Yum blames South China Sea protests for dip in China sales

File photo of logos of KFC, owned by Yum Brands Inc, are seen on its delivery bicycles in front of its restaurant in Beijing
FILE PHOTO -- Logos of KFC, owned by Yum Brands Inc, are seen on its delivery bicycles in front of its restaurant in Beijing February 25, 2013. REUTERS/Kim Kyung-Hoon/File Photo

(Reuters) – Yum Brands Inc, owner of KFC and Pizza Hut, blamed tensions over the South China Sea for an unexpected dip in quarterly sales at its established restaurants in China.

The company, which will spin off its China business on Oct. 31, said the last quarter started well there, but its restaurants there were hit by anti-U.S. protests after an international court rejected China’s claim to historic rights in the South China Sea.

“If not for this event, we believe the China Division would have delivered its fifth consecutive quarter of positive same-store sales growth,” Chief Executive Officer Greg Creed said.

Sales at Yum China restaurants open at least one year fell 1 percent during the third quarter ended on Sept. 3. The protests reduced the measure by as much as 500 basis points, but the impact has largely eased, executives said on a conference call on Thursday. Analysts polled by research firm Consensus Metrix had expected a 4.1 percent sales gain for the China unit, which is Yum’s top profit generator. An international tribunal in the Hague said in July it found no legal basis for China’s claim to most of the South China Sea. This prompted local media to call the court a “puppet” of external forces and accuse the United States of turning the Philippines, which filed the case, against China. Several brands were caught up in short-lived anti-U.S. protests and calls for a boycott, including Apple Inc and KFC, which has more than 5,000 restaurants across China. Some analysts questioned the extent of the impact of the sporadic protests in China, where Yum is also battling tough competition, lingering effects of food safety missteps and a weak economy.
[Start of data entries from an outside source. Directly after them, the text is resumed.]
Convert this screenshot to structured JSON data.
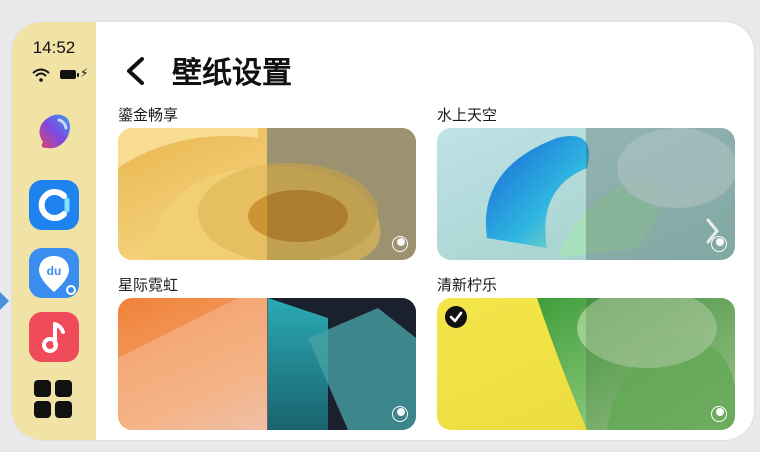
{
  "status": {
    "time": "14:52"
  },
  "dock": {
    "apps": [
      {
        "name": "assistant-app-icon"
      },
      {
        "name": "browser-app-icon"
      },
      {
        "name": "maps-app-icon",
        "text": "du"
      },
      {
        "name": "music-app-icon"
      },
      {
        "name": "app-grid-icon"
      }
    ]
  },
  "header": {
    "title": "壁纸设置"
  },
  "wallpapers": [
    {
      "label": "鎏金畅享",
      "selected": false
    },
    {
      "label": "水上天空",
      "selected": false
    },
    {
      "label": "星际霓虹",
      "selected": false
    },
    {
      "label": "清新柠乐",
      "selected": true
    }
  ],
  "colors": {
    "dock_bg": "#f1e2a6",
    "frame_bg": "#ffffff",
    "selected_check": "#111111"
  }
}
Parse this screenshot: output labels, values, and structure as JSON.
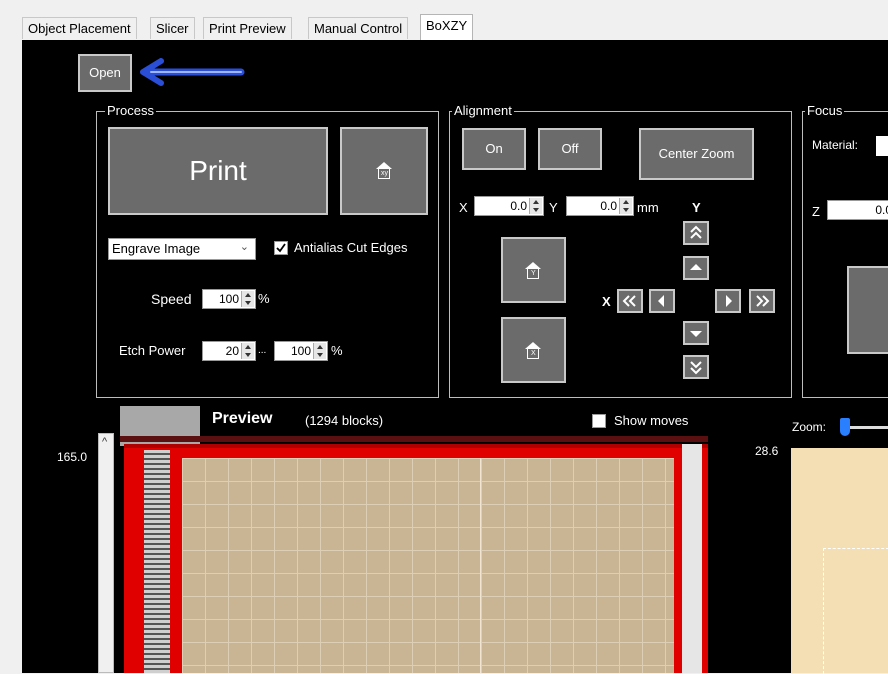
{
  "tabs": [
    {
      "label": "Object Placement"
    },
    {
      "label": "Slicer"
    },
    {
      "label": "Print Preview"
    },
    {
      "label": "Manual Control"
    },
    {
      "label": "BoXZY"
    }
  ],
  "open_button": "Open",
  "process": {
    "legend": "Process",
    "print_label": "Print",
    "home_icon_text": "xy",
    "mode_select": "Engrave Image",
    "antialias_label": "Antialias Cut Edges",
    "speed_label": "Speed",
    "speed_value": "100",
    "speed_unit": "%",
    "etch_label": "Etch Power",
    "etch_min": "20",
    "etch_sep": "...",
    "etch_max": "100",
    "etch_unit": "%"
  },
  "alignment": {
    "legend": "Alignment",
    "on_label": "On",
    "off_label": "Off",
    "center_zoom_label": "Center Zoom",
    "x_label": "X",
    "x_value": "0.0",
    "y_label": "Y",
    "y_value": "0.0",
    "unit": "mm",
    "jog_y_label": "Y",
    "jog_x_label": "X",
    "home_y_text": "Y",
    "home_x_text": "X"
  },
  "focus": {
    "legend": "Focus",
    "material_label": "Material:",
    "z_label": "Z",
    "z_value": "0.0"
  },
  "preview": {
    "title": "Preview",
    "blocks": "(1294 blocks)",
    "show_moves_label": "Show moves",
    "y_max": "165.0",
    "scroll_up": "^"
  },
  "zoom": {
    "label": "Zoom:",
    "value": "28.6"
  },
  "colors": {
    "accent_arrow": "#2a4fd6",
    "frame_red": "#e00000",
    "bed": "#c9b593",
    "zoom_bed": "#f4dfb5"
  }
}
“We estimate sales dropped 15 to 25 percent in some of the cities because a lot of the protestors were looking for a big American brand to attack, to protest against,” said Shaun Rein, managing director of Shanghai-based China Market Research Group. “So they did have to shut a lot of stores in Northeast China.

“The big challenge for them is, will there be lingering anti-American sentiment?”

Yum’s China business will begin trading as a separate company on Nov. 1 on the New York Stock Exchange under the ticker symbol YUMC. Chinese investment firm Primavera Capital and an affiliate of Alibaba Group Holding Ltd said in September they would buy a stake in Yum China for $460 million (362 million pounds).

By Lisa Baertlein

(Reporting by Lisa Baertlein in Los Angeles; Additional reporting by Donny Kwok in Hong Kong; Editing by Muralikumar Anantharaman and Lisa Von Ahn)

Related Post

Liked it? Take a second to support China-Underground on Patreon!